**Exercise**
Each record is to be copied exactly, with its pictures left behind.

==*==

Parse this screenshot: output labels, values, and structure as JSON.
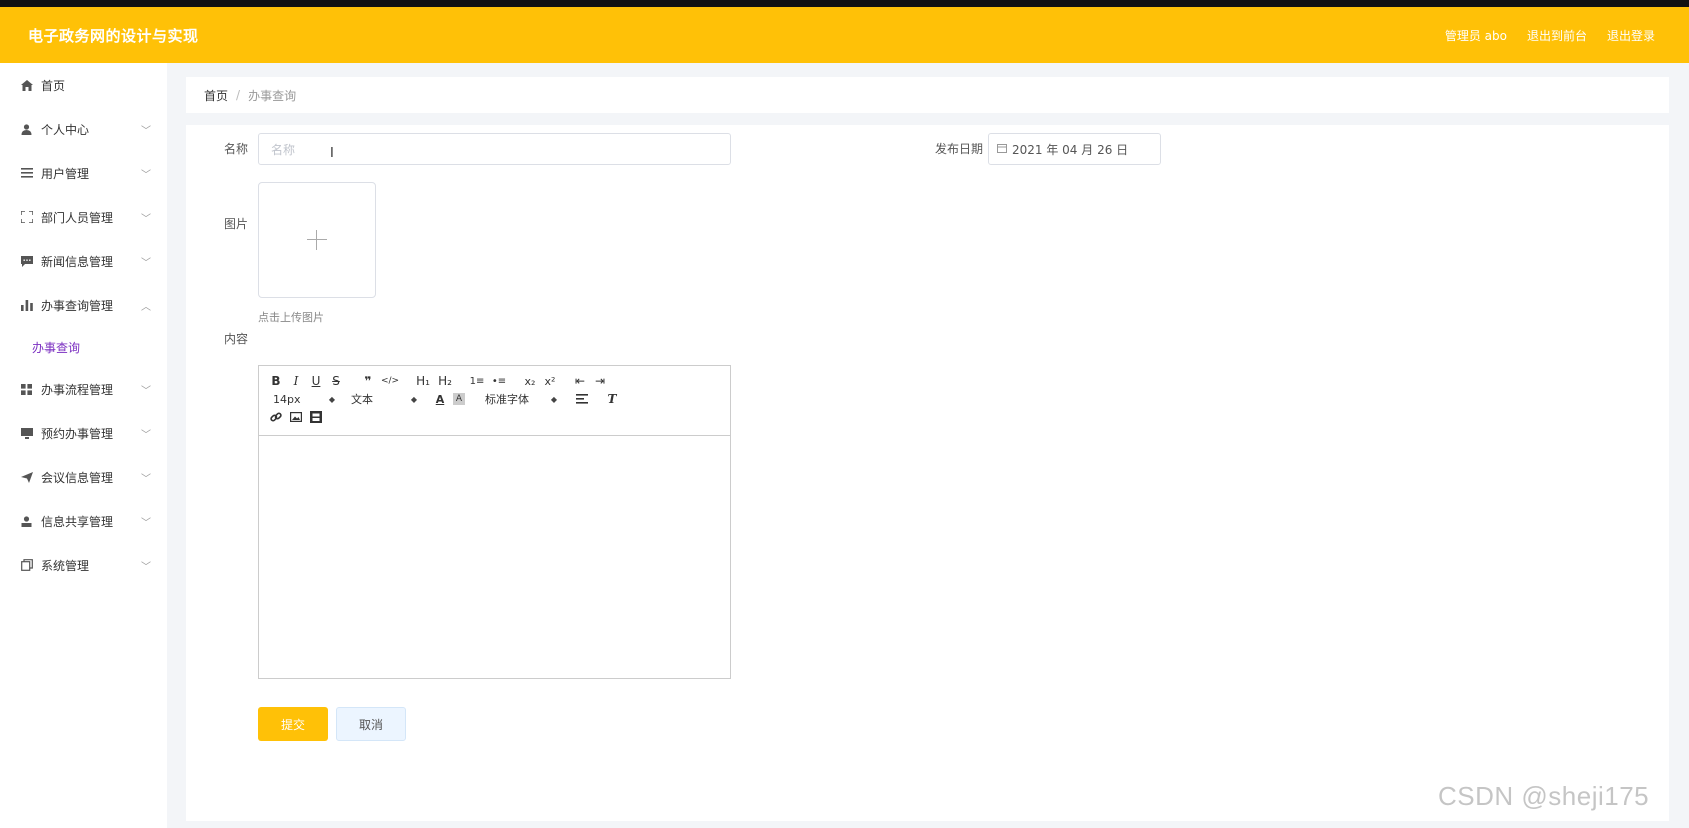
{
  "header": {
    "title": "电子政务网的设计与实现",
    "user_label": "管理员 abo",
    "back_to_front": "退出到前台",
    "logout": "退出登录",
    "bg_color": "#ffc107"
  },
  "sidebar": {
    "items": [
      {
        "label": "首页",
        "icon": "home-icon",
        "expandable": false
      },
      {
        "label": "个人中心",
        "icon": "user-icon",
        "expandable": true
      },
      {
        "label": "用户管理",
        "icon": "list-icon",
        "expandable": true
      },
      {
        "label": "部门人员管理",
        "icon": "expand-icon",
        "expandable": true
      },
      {
        "label": "新闻信息管理",
        "icon": "message-icon",
        "expandable": true
      },
      {
        "label": "办事查询管理",
        "icon": "bar-chart-icon",
        "expandable": true,
        "expanded": true
      },
      {
        "label": "办事流程管理",
        "icon": "grid-icon",
        "expandable": true
      },
      {
        "label": "预约办事管理",
        "icon": "monitor-icon",
        "expandable": true
      },
      {
        "label": "会议信息管理",
        "icon": "send-icon",
        "expandable": true
      },
      {
        "label": "信息共享管理",
        "icon": "person-icon",
        "expandable": true
      },
      {
        "label": "系统管理",
        "icon": "copy-icon",
        "expandable": true
      }
    ],
    "submenu": {
      "label": "办事查询",
      "color": "#7b2fc1"
    }
  },
  "breadcrumb": {
    "home": "首页",
    "separator": "/",
    "current": "办事查询"
  },
  "form": {
    "name_label": "名称",
    "name_placeholder": "名称",
    "date_label": "发布日期",
    "date_value": "2021 年 04 月 26 日",
    "image_label": "图片",
    "upload_tip": "点击上传图片",
    "content_label": "内容",
    "submit": "提交",
    "cancel": "取消"
  },
  "editor": {
    "size_select": "14px",
    "format_select": "文本",
    "font_select": "标准字体",
    "row1": [
      {
        "label": "B",
        "icon": "bold-icon"
      },
      {
        "label": "I",
        "icon": "italic-icon"
      },
      {
        "label": "U",
        "icon": "underline-icon"
      },
      {
        "label": "S",
        "icon": "strikethrough-icon"
      },
      {
        "label": "❞",
        "icon": "blockquote-icon"
      },
      {
        "label": "</>",
        "icon": "code-icon"
      },
      {
        "label": "H₁",
        "icon": "header1-icon"
      },
      {
        "label": "H₂",
        "icon": "header2-icon"
      },
      {
        "label": "1≡",
        "icon": "ordered-list-icon"
      },
      {
        "label": "•≡",
        "icon": "bullet-list-icon"
      },
      {
        "label": "x₂",
        "icon": "subscript-icon"
      },
      {
        "label": "x²",
        "icon": "superscript-icon"
      },
      {
        "label": "⇤",
        "icon": "outdent-icon"
      },
      {
        "label": "⇥",
        "icon": "indent-icon"
      }
    ]
  },
  "watermark": "CSDN @sheji175"
}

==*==

**Solution to the exercise**
Parse this screenshot: output labels, values, and structure as JSON.
{
  "header": {
    "title": "电子政务网的设计与实现",
    "user_label": "管理员 abo",
    "back_to_front": "退出到前台",
    "logout": "退出登录",
    "bg_color": "#ffc107"
  },
  "sidebar": {
    "items": [
      {
        "label": "首页",
        "icon": "home-icon",
        "expandable": false
      },
      {
        "label": "个人中心",
        "icon": "user-icon",
        "expandable": true
      },
      {
        "label": "用户管理",
        "icon": "list-icon",
        "expandable": true
      },
      {
        "label": "部门人员管理",
        "icon": "expand-icon",
        "expandable": true
      },
      {
        "label": "新闻信息管理",
        "icon": "message-icon",
        "expandable": true
      },
      {
        "label": "办事查询管理",
        "icon": "bar-chart-icon",
        "expandable": true,
        "expanded": true
      },
      {
        "label": "办事流程管理",
        "icon": "grid-icon",
        "expandable": true
      },
      {
        "label": "预约办事管理",
        "icon": "monitor-icon",
        "expandable": true
      },
      {
        "label": "会议信息管理",
        "icon": "send-icon",
        "expandable": true
      },
      {
        "label": "信息共享管理",
        "icon": "person-icon",
        "expandable": true
      },
      {
        "label": "系统管理",
        "icon": "copy-icon",
        "expandable": true
      }
    ],
    "submenu": {
      "label": "办事查询",
      "color": "#7b2fc1"
    }
  },
  "breadcrumb": {
    "home": "首页",
    "separator": "/",
    "current": "办事查询"
  },
  "form": {
    "name_label": "名称",
    "name_placeholder": "名称",
    "date_label": "发布日期",
    "date_value": "2021 年 04 月 26 日",
    "image_label": "图片",
    "upload_tip": "点击上传图片",
    "content_label": "内容",
    "submit": "提交",
    "cancel": "取消"
  },
  "editor": {
    "size_select": "14px",
    "format_select": "文本",
    "font_select": "标准字体",
    "row1": [
      {
        "label": "B",
        "icon": "bold-icon"
      },
      {
        "label": "I",
        "icon": "italic-icon"
      },
      {
        "label": "U",
        "icon": "underline-icon"
      },
      {
        "label": "S",
        "icon": "strikethrough-icon"
      },
      {
        "label": "❞",
        "icon": "blockquote-icon"
      },
      {
        "label": "</>",
        "icon": "code-icon"
      },
      {
        "label": "H₁",
        "icon": "header1-icon"
      },
      {
        "label": "H₂",
        "icon": "header2-icon"
      },
      {
        "label": "1≡",
        "icon": "ordered-list-icon"
      },
      {
        "label": "•≡",
        "icon": "bullet-list-icon"
      },
      {
        "label": "x₂",
        "icon": "subscript-icon"
      },
      {
        "label": "x²",
        "icon": "superscript-icon"
      },
      {
        "label": "⇤",
        "icon": "outdent-icon"
      },
      {
        "label": "⇥",
        "icon": "indent-icon"
      }
    ]
  },
  "watermark": "CSDN @sheji175"
}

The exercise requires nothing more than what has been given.